File: 3HHB.pdb (look for this file name
near the bottom of the File menu)
This command takes advantage of DeepView's list of recently used files. You have just used it to open a second copy of 3HHB. The two models are superimposed, so it appears that nothing new has been added.
Wind: Layer Infos
The Layer Information window allows you to control the display and properties of multiple layers.
<ctrl> - <tab>; <ctrl> - <tab>, <ctrl> - <tab>
You are cycling or blinking between the two models, which are now colored yellow and blue.
These two models are called layers. On the Layer Infos window, both layers are listed as 3HHB. Blink to make the second 3HHB visible (check mark in vis column) and active (layer name red). Now you will rename the second 3HHB so you can more easily tell the two layers apart.
Edit: Rename Current Layer...
Name the new layer 3HHBA'B' and click OK.
Blink between the two layers. Stop with the new layer active -- red in the Layer Infos window. The name 3HHBA'B' should also be displayed at the top of the Control Panel.
Make the Control Panel active and click on any A in the left-most column. You have selected all groups in chain A.
Edit: Rename Current Layer...
Tab into the box labeled Rename Chain of Selected Groups, type C, and click OK.
In the 3HHBA'B' layer, select chain B.
Edit: Rename Current Layer...
Tab into the box labeled Rename Chain of Selected Groups, type D, and click OK. You have renamed the A and B chains of the new 3HHBA'B' layer so that when you merge both files into one, the four chains will be named A and B (the first alpha/beta dimer), C and D (the second dimer). Now you will rotate the CD pair into the orientation of the second alpha/beta dimer.
With all groups in the new layer (3HHBA'B') selected, click the file icon on the graphics window (beside the little earth icon) to display the PDB file. Scroll down to the beginning of the ATOM lines. The last three lines, labeled MTRIX, before the first ATOM line give the information that DeepView needs to transform the coordinates of your CD dimer into the coordinates of the second, or A'B' pair.
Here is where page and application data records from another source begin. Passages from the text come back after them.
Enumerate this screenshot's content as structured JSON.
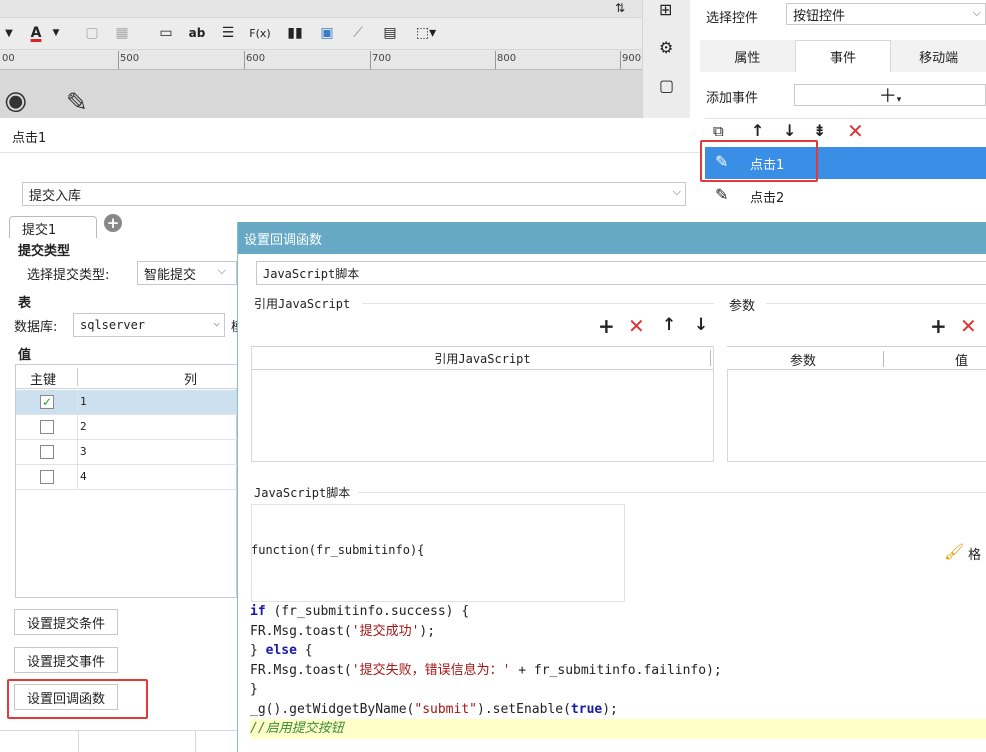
{
  "toolbar": {
    "font_color_label": "A",
    "ab_label": "ab",
    "fx_label": "F(x)",
    "ruler_marks": [
      "00",
      "500",
      "600",
      "700",
      "800",
      "900"
    ]
  },
  "right_panel": {
    "select_widget_label": "选择控件",
    "select_widget_value": "按钮控件",
    "tabs": [
      "属性",
      "事件",
      "移动端"
    ],
    "add_event_label": "添加事件",
    "events": [
      "点击1",
      "点击2"
    ]
  },
  "event_dialog": {
    "title": "点击1",
    "action_select": "提交入库",
    "submit_tab": "提交1",
    "submit_type_section": "提交类型",
    "submit_type_label": "选择提交类型:",
    "submit_type_value": "智能提交",
    "table_section": "表",
    "db_label": "数据库:",
    "db_value": "sqlserver",
    "db_trailing": "模",
    "value_section": "值",
    "columns": [
      "主键",
      "列"
    ],
    "rows": [
      {
        "checked": true,
        "col": "1"
      },
      {
        "checked": false,
        "col": "2"
      },
      {
        "checked": false,
        "col": "3"
      },
      {
        "checked": false,
        "col": "4"
      }
    ],
    "buttons": [
      "设置提交条件",
      "设置提交事件",
      "设置回调函数"
    ]
  },
  "callback_dialog": {
    "title": "设置回调函数",
    "type_value": "JavaScript脚本",
    "ref_js_section": "引用JavaScript",
    "params_section": "参数",
    "ref_js_column": "引用JavaScript",
    "params_columns": [
      "参数",
      "值"
    ],
    "script_section": "JavaScript脚本",
    "function_signature": "function(fr_submitinfo){",
    "format_label": "格",
    "code_lines": [
      "if (fr_submitinfo.success) {",
      "    FR.Msg.toast('提交成功');",
      "} else {",
      "    FR.Msg.toast('提交失败，错误信息为：' + fr_submitinfo.failinfo);",
      "}",
      "_g().getWidgetByName(\"submit\").setEnable(true);",
      "//启用提交按钮"
    ]
  },
  "colors": {
    "accent_blue": "#3a8ee6",
    "dialog_title": "#67a9c5",
    "highlight_red": "#e23a3a",
    "selected_row": "#cce0f0"
  }
}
All you need to do is click anywhere in these three lines, and click OK on the dialog box. Then close the file window, and you will find the current layer in its new orientation, with the original layer in the old orientation. Together, they make a full tetramer.
Blink between the layers to see their relative orientation. In the Layer Infos window, put checkmarks in the vis column beside both layers to see them together. Next you will combine them into a single layer, and then save the tetramer in a new file.
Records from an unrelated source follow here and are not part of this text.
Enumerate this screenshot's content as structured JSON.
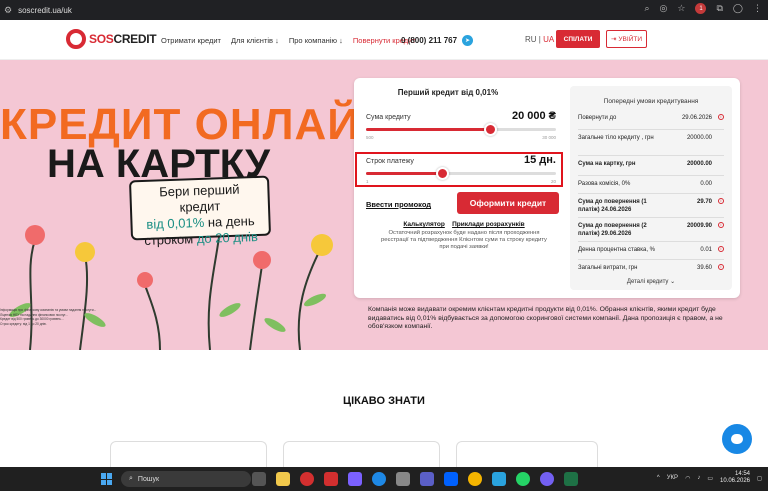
{
  "browser": {
    "url": "soscredit.ua/uk",
    "profile_badge": "1"
  },
  "header": {
    "logo_sos": "SOS",
    "logo_credit": "CREDIT",
    "nav": [
      "Отримати кредит",
      "Для клієнтів ↓",
      "Про компанію ↓",
      "Повернути кредит"
    ],
    "phone": "0 (800) 211 767",
    "lang_ru": "RU",
    "lang_sep": "|",
    "lang_ua": "UA",
    "signup": "СПІЛАТИ",
    "login": "УВІЙТИ"
  },
  "hero": {
    "title1": "КРЕДИТ ОНЛАЙН",
    "title2": "НА КАРТКУ",
    "offer_l1": "Бери перший кредит",
    "offer_l2a": "від 0,01%",
    "offer_l2b": " на день",
    "offer_l3a": "строком ",
    "offer_l3b": "до 20 днів"
  },
  "calc": {
    "title": "Перший кредит від 0,01%",
    "amount_label": "Сума кредиту",
    "amount_value": "20 000 ₴",
    "amount_min": "500",
    "amount_max": "30 000",
    "amount_fraction": 0.65,
    "term_label": "Строк платежу",
    "term_value": "15 дн.",
    "term_min": "1",
    "term_max": "20",
    "term_fraction": 0.4,
    "promo": "Ввести промокод",
    "apply": "Оформити кредит",
    "link_calc": "Калькулятор",
    "link_examples": "Приклади розрахунків",
    "note": "Остаточний розрахунок буде надано після проходження реєстрації та підтвердження Клієнтом суми та строку кредиту при подачі заявки!"
  },
  "terms": {
    "title": "Попередні умови кредитування",
    "rows": [
      {
        "k": "Повернути до",
        "v": "29.06.2026",
        "bold": false
      },
      {
        "k": "Загальне тіло кредиту , грн",
        "v": "20000.00",
        "bold": false
      },
      {
        "k": "Сума на картку, грн",
        "v": "20000.00",
        "bold": true
      },
      {
        "k": "Разова комісія, 0%",
        "v": "0.00",
        "bold": false
      },
      {
        "k": "Сума до повернення (1 платіж) 24.06.2026",
        "v": "29.70",
        "bold": true
      },
      {
        "k": "Сума до повернення (2 платіж) 29.06.2026",
        "v": "20009.90",
        "bold": true
      },
      {
        "k": "Денна процентна ставка, %",
        "v": "0.01",
        "bold": false
      },
      {
        "k": "Загальні витрати, грн",
        "v": "39.60",
        "bold": false
      }
    ],
    "details": "Деталі кредиту ⌄"
  },
  "company_note": "Компанія може видавати окремим клієнтам кредитні продукти від 0,01%. Обрання клієнтів, якими кредит буде видаватись від 0,01% відбувається за допомогою скорингової системи компанії. Дана пропозиція є правом, а не обов'язком компанії.",
  "section_title": "ЦІКАВО ЗНАТИ",
  "taskbar": {
    "search": "Пошук",
    "lang": "УКР",
    "time": "14:54",
    "date": "10.06.2026"
  },
  "colors": {
    "brand_red": "#d82a34",
    "hero_pink": "#f4c7d4",
    "hero_orange": "#f26a21",
    "highlight": "#e0141d"
  }
}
<shift> - Select: All (selects all in both layers -- recall that shift applies Select commands to all layers)
Check to be sure that all residues in both layers are selected.
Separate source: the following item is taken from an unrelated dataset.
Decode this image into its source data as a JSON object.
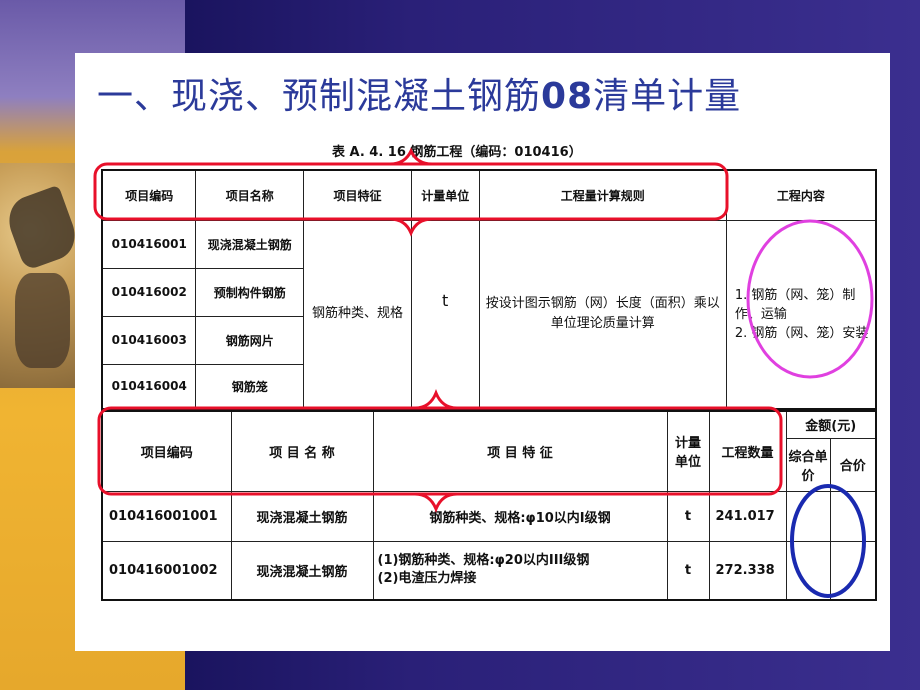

Edit: Create Merged Layer From Selection
This operation will take a few seconds. Notice that you now have a third layer, named "_merge_" . Blink to make _merge_ the active the layer.
You should see the four chains of the tetramer in different colors, like this:
File: Save: Layer
Save the _merge_ layer in a file named 3HHBTet.pdb.
Close all files and then open your newly saved file. Rotate and study the way the four oligomers fit together.
Select: Groups Close to Another Chain
Use the dialog that appears to select groups that are within 5 angstroms of another chain, and click OK.
Now you can study all of the subunit interfaces of the tetramer, using the same tools you used earlier to study the AB interface.
Finally, look at the relative positions of the four hemes (and two phosphate ions) in the tetramer as follows:
Select: Group Kind: HETATM
You should see only the four hemes and two phosphate ions. Use the measurement icon on the graphics window to measure all the distances between iron atoms in the various hemes. When you have measured them all, the six yellow lines will form an elongated tetrahedron, with its shortest sides connecting the two alpha/beta dimers you have combined to build this tetramer.
Close all files.
To Next Section: 11. Comparing Proteins
To The Molecular Level